January 2019–January 2020, Black with Plants will publish q and a on mental health + community building with botanists, college dropouts, horticulturalists, plant care specialists, natural hair experts, social justice advocates, sound therapists, etc. across the thirteen hardiness zones in the United States and African diaspora.
What do you want readers to know about the Taylor & York salon? located in the Shaw neighborhood, and its impact on salon patrons?
When we first opened our doors we were on the street level of 1604 7th Street NW, there were two large bay windows people could look through and see out of. I remember one day a group of teenaged black girls came in and asked, “Wow, is this your shop?” to which I replied, “Yes!” I remember engaging them for a few moments, gave them business cards and then they left. One thing about that moment that always stays with me is that these girls saw someone that presumably looks exactly like a woman they’re used to seeing: a black woman. To see someone that looks like you doing something you’ve never seen signals that it can be done.
This is something that drives and encourages me more than one would think. I feel it my duty to always demonstrate a different perspective of salon ownership. Whether it’s our plants, products, or technique, you will certainly remember an experience at Taylor & York.
What about the opportunity to display foliage, etc. in the salon first interested you in committing your time and energy to plant care-taking?
How do you feel when you walk into a space filled with plants? you feel happy, right? you feel a sense of home, right?
Well, that’s what I wanted to give each and every soul that walks through these doors. I want them to feel happy. I want them to feel the energy that comes from plants. Breathe in the air. Plants are living organisms that bring forth an energy that you can literally feel (if you surrender to it).
“I don’t know what it is, there’s an energy, a vibe in here. I love it!” This is what we hear from clients on a regular basis. This is why I want plants here.

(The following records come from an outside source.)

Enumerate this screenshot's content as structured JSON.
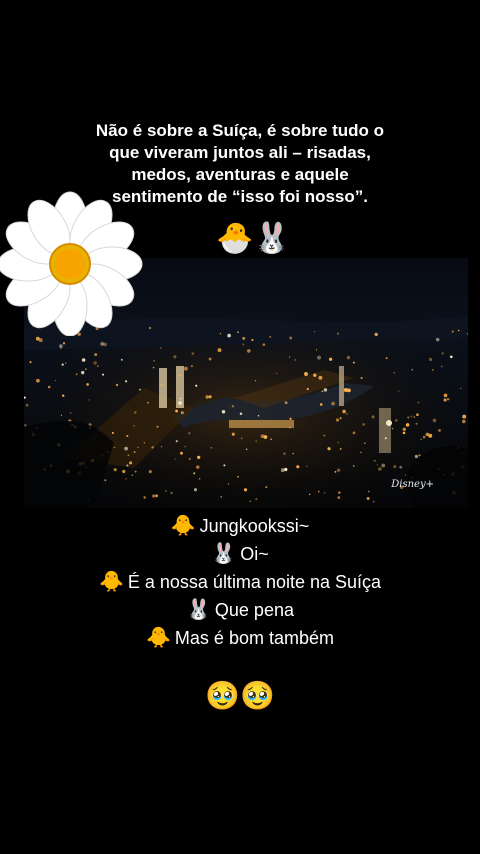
{
  "caption": {
    "lines": [
      "Não é sobre a Suíça, é sobre tudo o",
      "que viveram juntos ali – risadas,",
      "medos, aventuras e aquele",
      "sentimento de “isso foi nosso”."
    ],
    "stickers": "🐣🐰"
  },
  "photo": {
    "watermark": "Disney+"
  },
  "chat": [
    {
      "emoji": "🐥",
      "text": "Jungkookssi~"
    },
    {
      "emoji": "🐰",
      "text": "Oi~"
    },
    {
      "emoji": "🐥",
      "text": "É a nossa última noite na Suíça"
    },
    {
      "emoji": "🐰",
      "text": "Que pena"
    },
    {
      "emoji": "🐥",
      "text": "Mas é bom também"
    }
  ],
  "reaction": "🥹🥹",
  "colors": {
    "background": "#000000",
    "text": "#ffffff",
    "daisy_center": "#f5a300",
    "daisy_petals": "#ffffff",
    "city_lights": "#ffb24a"
  }
}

Restoring your hair is what put us on the map so it’s only natural that we’d want to take part in restoring your soul too, right? (Lol.) All jokes aside, plants are life. They’re living, delicate forms of energy that tug at my heart every time I walk through those doors. My love affair with plants began one day while on IG. I think someone tagged me in @hiltoncarter. (If you know anything about this mans page then I’m sure I don’t even need to explain any further.) I researched nurseries in the DMV, bought five on my first visit, and the rest is history.
These plants are my babies. (Our babies!) I’m an artist at my core, but I’m more of a nurturer. I think my love in caring for plants is rooted in the joy I find in caring for people.
What do you think are the five key characteristics of a successful place?
- Clear intention/vision: know why you’re here.
- Genuine customer service: we love what we do and clients pick up on that.
- Management/patrons/customers: it all starts from the top. you attract the clients that are attracted to the service you give.
- Skill/craft/product: gotta know what you’re doing and be damn good at it
- Aesthetic: who wants to be in an unattractive space—no one.
Community engagement is a significant obligation of direct service. With that in mind, can you tell us about your experience in engaging with clients day-to-day? Do you notice services rendered positively affecting client’s psychological wellbeing?
Most of my clients have been with us since very early on in my career—they’re family. We see clients often times once a week, so yes, it becomes very personal. Early on in my career my approach to building a solid clientele was very different than what it is now. In the beginning it was so hard to trust the process of growth and not take things uber personally, but, I’m glad I did because it was an amazing journey to get here through both good and the not so good. We share our life with our clients and in turn they do the same with us. We’ve cried, laughed, and shared monumental moments with our clients. My transparency I believe was a major facet in contributing to the growth of Taylor & York. I tell stylists all of the time, “if you want to know yourself, look at your schedule.” Likes attract likes. Your clientele is a mere reflection of who you are. There was a point in my career where I felt my clientele was growing in a direction that I was not happy with. I changed and soon after my clientele changed too. My exchanges were more meaningful. Each appointment was an opportunity for growth for both me and my client. we reflect on these moments with our clients and chart the growth—its an amazing feeling.
Would you be willing to share a memorable moment from 2018?
Memorable 2018 moment: the day I surrendered to Taylor and York’s purpose. The day that I realized that we had a healing component to those that need and desire it. People are led here by an energy. The plants serve as a conduit to this as well.
Your perspective is invaluable. Thank you for distilling your talents, sharing your time, and a contributing to the local economy. Can you tell readers a little bit about your perspective on securing space for psychological healing and/or wellness?
Being well is a journey. There are levels to wellness. You’re fooling yourself if you think by reading one book or connecting to an image (burning sage) that you’re are now whole. I’ve always had a passion for people. Hair is the conduit for me to connect with people. It was 2006 when I prayed for growth and change. The answer to my prayer was, “Why would I put people in your chair if you don’t know what to say to them.” It was from that moment on that I knew I had a greater responsibility. This is what I believe growth is: the ability to share perspectives and experiences to advance one self. To have an actual space where these level of exchanges happen on a day-to-day basis is monumental in cultivating community.
Final thoughts from Ashleigh B. Taylor (@Strummzmom):